The Fiercest New England Animal

Squirrels are polarizing creatures, people love to hate them.  The Red Squirrel (Tamiasciurus hudsonicus) of North America is no exception to this.  In New England this common little red and black squirrel is particularly reviled by many people.

Alert Red Squirrel

Chickarees (Chickaree is a local New England onomatopoeic name) are fiercely territorial, ill mannered, noisy, chew holes in people’s houses, and raid the nest of birds, eating eggs and baby birds.  As you walk through the woods these fiery little creatures will drop what they are doing and run to harangue you, precariously balancing on thin branches a few feet over-head, twitching, chirping, and generally expressing their dissatisfaction with your presence.

A legend attributed to the Abenaki people relates how when the world was young red squirrels were enormous, the size of large bears.  Life was hard for the people and the rest of the wildlife in the forest as these enormous beasts would raid long-houses, carrying people off to devour them, chase away game, and pillage the fields, eating all the corn and squash just as it ripened.  The people begged the creator to do something about the marauding squirrels.  In response to their prayers the red squirrels were made smaller, small enough to fit in one’s hand.  Despite their small size, their fierce nature remained intact.

Stealing from a bird feeder in the rain

Today they raid our bird feeders instead of our long-houses.

I think they are wonderful little creatures.  I admire their boldness, agility, and integral role in keeping the forest healthy.

Red Squirrels and their cousins, the Douglas Squirrel and the Mearn’s Squirrel, fall into the category of Pine Squirrels, and have an enormous range.

Squirrels are, in many ways, a keystone species.  They, along with jays, distribute seeds, carefully planting them in storage caches where uneaten seeds germinate far from the parent tree.  Red squirrels are a primary food source for northern goshawks, ermine, martin, fisher, red-tailed hawk, lynx, bobcat, and long-tailed weasel.  They eat the new buds of many tree species, effectively pruning the trees promoting branching which leads to long term increases in leaf density and seed production.

The discovery of maple syrup is attributed to observation of red squirrels chewing through the bark of sugar maples to drink the sweet sap.  Native people copied this, collecting the sap in wood and bark trenchers to dry, concentrating the syrup.  European colonists refined this process further, but it is not so different from what the red squirrels did and still do in the woods.

Like all rodents, their front teeth never stop growing, and they must gnaw on things to keep their teeth short.  It is common to find bones and antlers gnawed for the calcium they contain.  We complain when they chew through eaves of our houses, gnaw the handles of our tools, or demolish our bird feeders, but it is not really their fault.   We are the ones who left those things where the squirrels could reach them, knowing full well the proclivities of these sparky little creatures.

Red Squirrel warning me away

If you walk in the New England woods you cannot but help hearing or seeing these feisty fellows.  Often they will be perched just above you, twitching and glaring.

If you walk quietly and slowly they may not notice your presence, and you may find one sitting in the sun calmly grooming itself.

Sometimes you just have to scratch that itch

Advertisements

2 comments on “The Fiercest New England Animal

  1. Isaac says:

    I had no idea they were so bold.

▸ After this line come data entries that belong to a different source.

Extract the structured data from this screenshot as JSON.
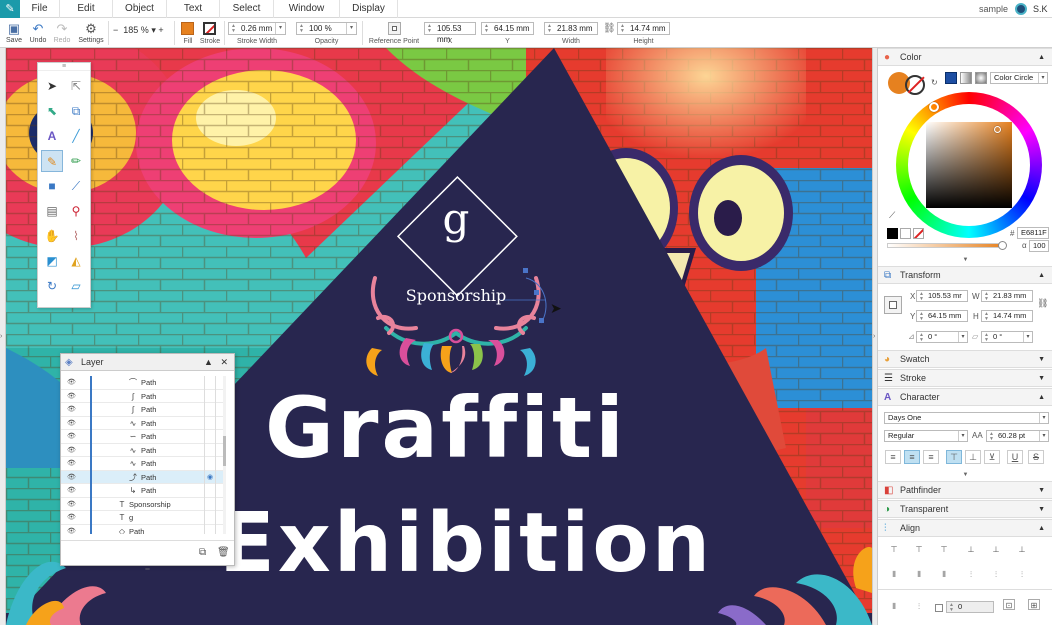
{
  "menubar": {
    "items": [
      "File",
      "Edit",
      "Object",
      "Text",
      "Select",
      "Window",
      "Display"
    ],
    "file_name": "sample",
    "user": "S.K"
  },
  "toolbar": {
    "save": "Save",
    "undo": "Undo",
    "redo": "Redo",
    "settings": "Settings",
    "zoom": "185 %",
    "fill": "Fill",
    "stroke": "Stroke",
    "stroke_width": "0.26 mm",
    "stroke_width_label": "Stroke Width",
    "opacity": "100 %",
    "opacity_label": "Opacity",
    "reference_point_label": "Reference Point",
    "x": "105.53 mm",
    "x_label": "X",
    "y": "64.15 mm",
    "y_label": "Y",
    "width": "21.83 mm",
    "width_label": "Width",
    "height": "14.74 mm",
    "height_label": "Height",
    "fill_color": "#E6811F"
  },
  "artwork": {
    "monogram": "g",
    "sponsor": "Sponsorship",
    "title_line1": "Graffiti",
    "title_line2": "Exhibition"
  },
  "layer_panel": {
    "title": "Layer",
    "rows": [
      {
        "icon": "⌒",
        "label": "Path",
        "indent": 2,
        "selected": false
      },
      {
        "icon": "∫",
        "label": "Path",
        "indent": 2,
        "selected": false
      },
      {
        "icon": "∫",
        "label": "Path",
        "indent": 2,
        "selected": false
      },
      {
        "icon": "∿",
        "label": "Path",
        "indent": 2,
        "selected": false
      },
      {
        "icon": "∽",
        "label": "Path",
        "indent": 2,
        "selected": false
      },
      {
        "icon": "∿",
        "label": "Path",
        "indent": 2,
        "selected": false
      },
      {
        "icon": "∿",
        "label": "Path",
        "indent": 2,
        "selected": false
      },
      {
        "icon": "⤴",
        "label": "Path",
        "indent": 2,
        "selected": true
      },
      {
        "icon": "↳",
        "label": "Path",
        "indent": 2,
        "selected": false
      },
      {
        "icon": "T",
        "label": "Sponsorship",
        "indent": 1,
        "selected": false
      },
      {
        "icon": "T",
        "label": "g",
        "indent": 1,
        "selected": false
      },
      {
        "icon": "◇",
        "label": "Path",
        "indent": 1,
        "selected": false
      }
    ]
  },
  "right_panel": {
    "color": {
      "title": "Color",
      "mode": "Color Circle",
      "hex_label": "#",
      "hex": "E6811F",
      "alpha_label": "α",
      "alpha": "100",
      "current": "#E6811F"
    },
    "transform": {
      "title": "Transform",
      "x_label": "X",
      "x": "105.53 mr",
      "w_label": "W",
      "w": "21.83 mm",
      "y_label": "Y",
      "y": "64.15 mm",
      "h_label": "H",
      "h": "14.74 mm",
      "rotate": "0 °",
      "shear": "0 °"
    },
    "swatch": "Swatch",
    "stroke": "Stroke",
    "character": {
      "title": "Character",
      "font": "Days One",
      "style": "Regular",
      "size": "60.28 pt"
    },
    "pathfinder": "Pathfinder",
    "transparent": "Transparent",
    "align": {
      "title": "Align",
      "spacing": "0"
    }
  }
}
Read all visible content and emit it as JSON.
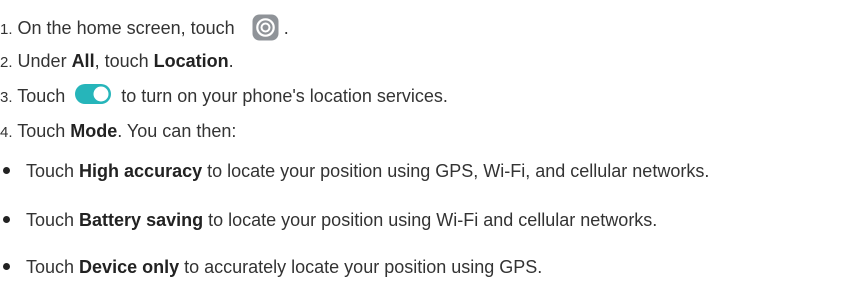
{
  "steps": [
    {
      "num": "1.",
      "before": "On the home screen, touch",
      "after": "."
    },
    {
      "num": "2.",
      "t1": "Under ",
      "b1": "All",
      "t2": ", touch ",
      "b2": "Location",
      "t3": "."
    },
    {
      "num": "3.",
      "before": "Touch",
      "after": "to turn on your phone's location services."
    },
    {
      "num": "4.",
      "t1": "Touch ",
      "b1": "Mode",
      "t2": ". You can then:"
    }
  ],
  "bullets": [
    {
      "t1": "Touch ",
      "b1": "High accuracy",
      "t2": " to locate your position using GPS, Wi-Fi, and cellular networks."
    },
    {
      "t1": "Touch ",
      "b1": "Battery saving",
      "t2": " to locate your position using Wi-Fi and cellular networks."
    },
    {
      "t1": "Touch ",
      "b1": "Device only",
      "t2": " to accurately locate your position using GPS."
    }
  ],
  "icons": {
    "settings": "settings-icon",
    "toggle": "toggle-switch-icon"
  },
  "colors": {
    "toggle_accent": "#26b5ba",
    "settings_icon_bg": "#8f9398"
  }
}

The squirrels around my neck of the woods are pretty tame by comparison. Gorgeous little guys.

  2. MHPerry says:

    I used to read my daughter a book about Miss Suzy, a lovely well-mannered gray squirrel whose home was invaded by “vile” red squirrels. It shaped my opinion of the creatures. But a couple of weeks ago, I was listening to an NPR story about a Welsh woman who makes pate out of grey squirrels because in England, the greys are considered the “vile” species. :-)

    You make a good point: What squirrels do is just what squirrels DO–and it’s not for us to judge. And now, I must go repair the bird feeder the little brats tore up yesterday….

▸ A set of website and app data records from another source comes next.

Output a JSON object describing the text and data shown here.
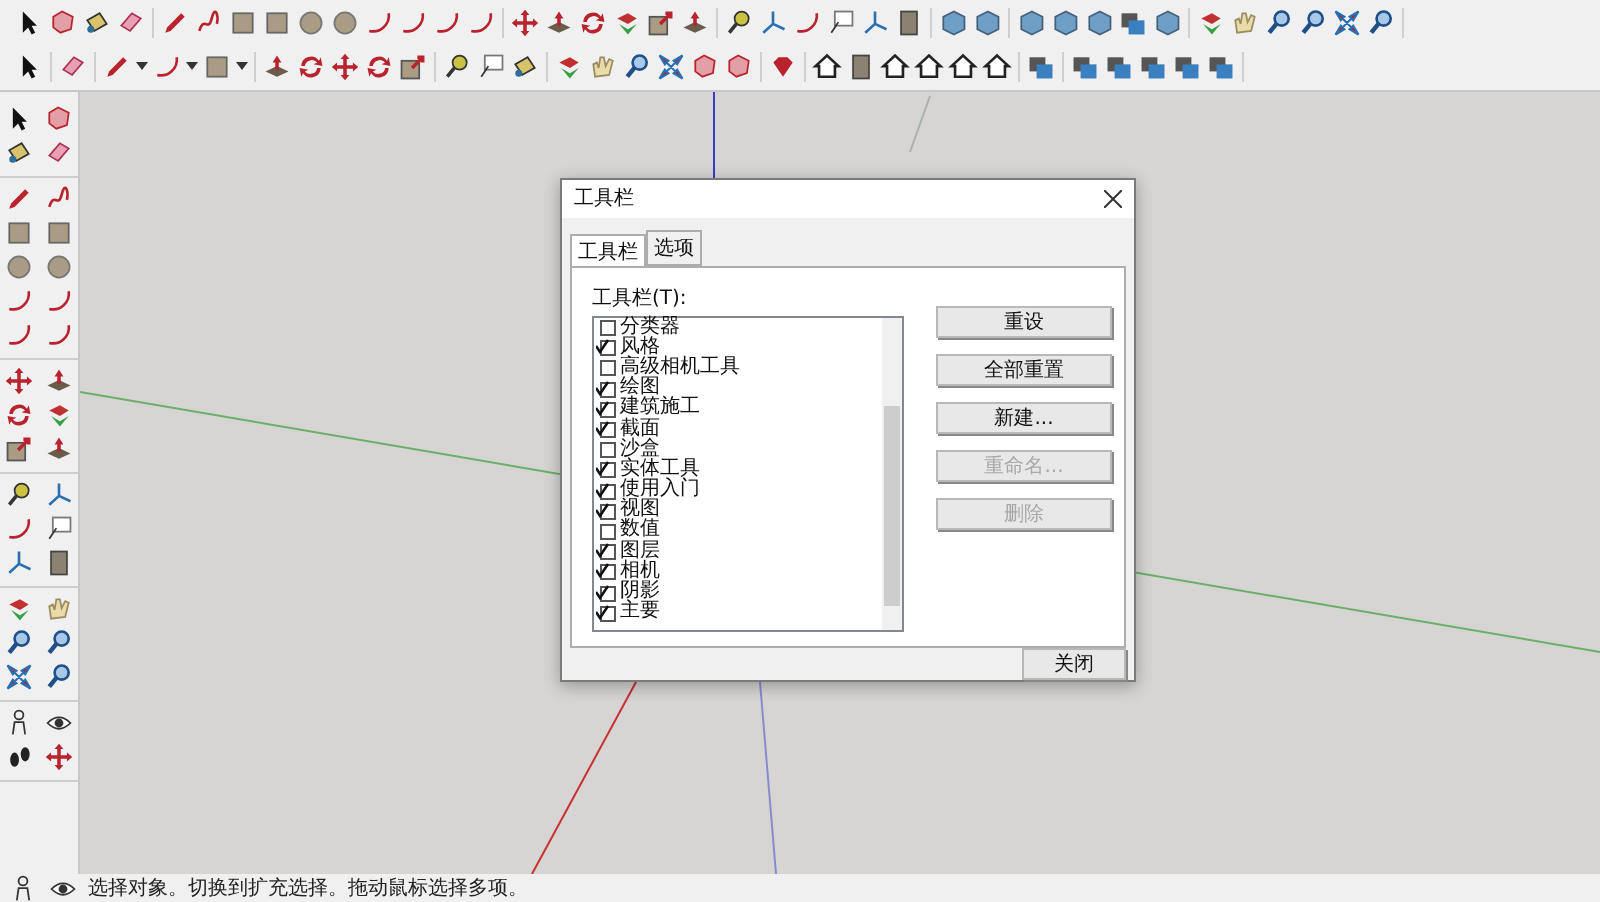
{
  "toolbars_dialog": {
    "title": "工具栏",
    "tabs": [
      {
        "label": "工具栏",
        "selected": true
      },
      {
        "label": "选项",
        "selected": false
      }
    ],
    "list_label": "工具栏(T):",
    "items": [
      {
        "label": "分类器",
        "checked": false
      },
      {
        "label": "风格",
        "checked": true
      },
      {
        "label": "高级相机工具",
        "checked": false
      },
      {
        "label": "绘图",
        "checked": true
      },
      {
        "label": "建筑施工",
        "checked": true
      },
      {
        "label": "截面",
        "checked": true
      },
      {
        "label": "沙盒",
        "checked": false
      },
      {
        "label": "实体工具",
        "checked": true
      },
      {
        "label": "使用入门",
        "checked": true
      },
      {
        "label": "视图",
        "checked": true
      },
      {
        "label": "数值",
        "checked": false
      },
      {
        "label": "图层",
        "checked": true
      },
      {
        "label": "相机",
        "checked": true
      },
      {
        "label": "阴影",
        "checked": true
      },
      {
        "label": "主要",
        "checked": true
      }
    ],
    "buttons": [
      {
        "label": "重设",
        "disabled": false
      },
      {
        "label": "全部重置",
        "disabled": false
      },
      {
        "label": "新建...",
        "disabled": false
      },
      {
        "label": "重命名...",
        "disabled": true
      },
      {
        "label": "删除",
        "disabled": true
      }
    ],
    "close_button": "关闭"
  },
  "status_bar": {
    "text": "选择对象。切换到扩充选择。拖动鼠标选择多项。"
  }
}
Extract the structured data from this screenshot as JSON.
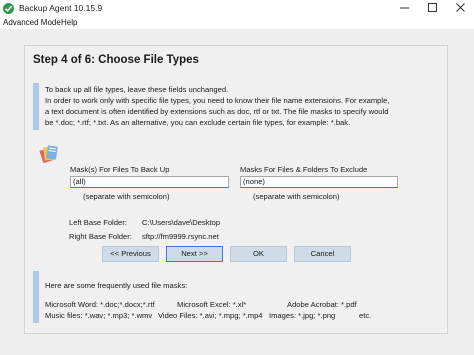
{
  "window": {
    "title": "Backup Agent 10.15.9"
  },
  "menu": {
    "items": [
      "Advanced Mode",
      "Help"
    ]
  },
  "wizard": {
    "step_title": "Step 4 of 6: Choose File Types",
    "info_lines": [
      "To back up all file types, leave these fields unchanged.",
      "In order to work only with specific file types, you need to know their file name extensions. For example,",
      "a text document is often identified by extensions such as doc, rtf or txt. The file masks to specify would",
      "be *.doc; *.rtf; *.txt. As an alternative, you can exclude certain file types, for example: *.bak."
    ],
    "include_label": "Mask(s) For Files To Back Up",
    "include_value": "(all)",
    "include_hint": "(separate with semicolon)",
    "exclude_label": "Masks For Files & Folders To Exclude",
    "exclude_value": "(none)",
    "exclude_hint": "(separate with semicolon)",
    "left_base_label": "Left Base Folder:",
    "left_base_value": "C:\\Users\\dave\\Desktop",
    "right_base_label": "Right Base Folder:",
    "right_base_value": "sftp://fm9999.rsync.net",
    "buttons": {
      "previous": "<< Previous",
      "next": "Next >>",
      "ok": "OK",
      "cancel": "Cancel"
    },
    "masks_title": "Here are some frequently used file masks:",
    "masks": {
      "word": "Microsoft Word: *.doc;*.docx;*.rtf",
      "excel": "Microsoft Excel: *.xl*",
      "acrobat": "Adobe Acrobat: *.pdf",
      "music": "Music files: *.wav; *.mp3; *.wmv",
      "video": "Video Files: *.avi; *.mpg; *.mp4",
      "images": "Images: *.jpg; *.png",
      "etc": "etc."
    }
  },
  "icons": {
    "app": "backup-agent-icon",
    "minimize": "minimize-icon",
    "maximize": "maximize-icon",
    "close": "close-icon",
    "folders": "file-types-icon"
  },
  "colors": {
    "accent_bar": "#aec8e6",
    "button_fill": "#cfdbe9",
    "focus_border": "#3c78d0"
  }
}
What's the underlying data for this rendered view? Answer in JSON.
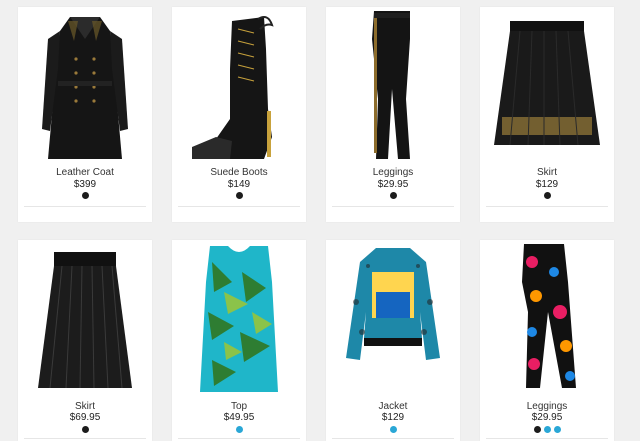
{
  "products": [
    {
      "name": "Leather Coat",
      "price": "$399",
      "swatches": [
        "#1c1c1c"
      ]
    },
    {
      "name": "Suede Boots",
      "price": "$149",
      "swatches": [
        "#1c1c1c"
      ]
    },
    {
      "name": "Leggings",
      "price": "$29.95",
      "swatches": [
        "#1c1c1c"
      ]
    },
    {
      "name": "Skirt",
      "price": "$129",
      "swatches": [
        "#1c1c1c"
      ]
    },
    {
      "name": "Skirt",
      "price": "$69.95",
      "swatches": [
        "#1c1c1c"
      ]
    },
    {
      "name": "Top",
      "price": "$49.95",
      "swatches": [
        "#2aa7d6"
      ]
    },
    {
      "name": "Jacket",
      "price": "$129",
      "swatches": [
        "#2aa7d6"
      ]
    },
    {
      "name": "Leggings",
      "price": "$29.95",
      "swatches": [
        "#1c1c1c",
        "#2aa7d6",
        "#2aa7d6"
      ]
    }
  ]
}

Please share your thoughts and questions.

Fill in your details below or click an icon to log in:

WordPress.com Logo

You are commenting using your WordPress.com account. Log Out / Change )

Twitter picture

You are commenting using your Twitter account. Log Out / Change )

Facebook photo

You are commenting using your Facebook account. Log Out / Change )

Google+ photo

You are commenting using your Google+ account. Log Out / Change )

Connecting to %s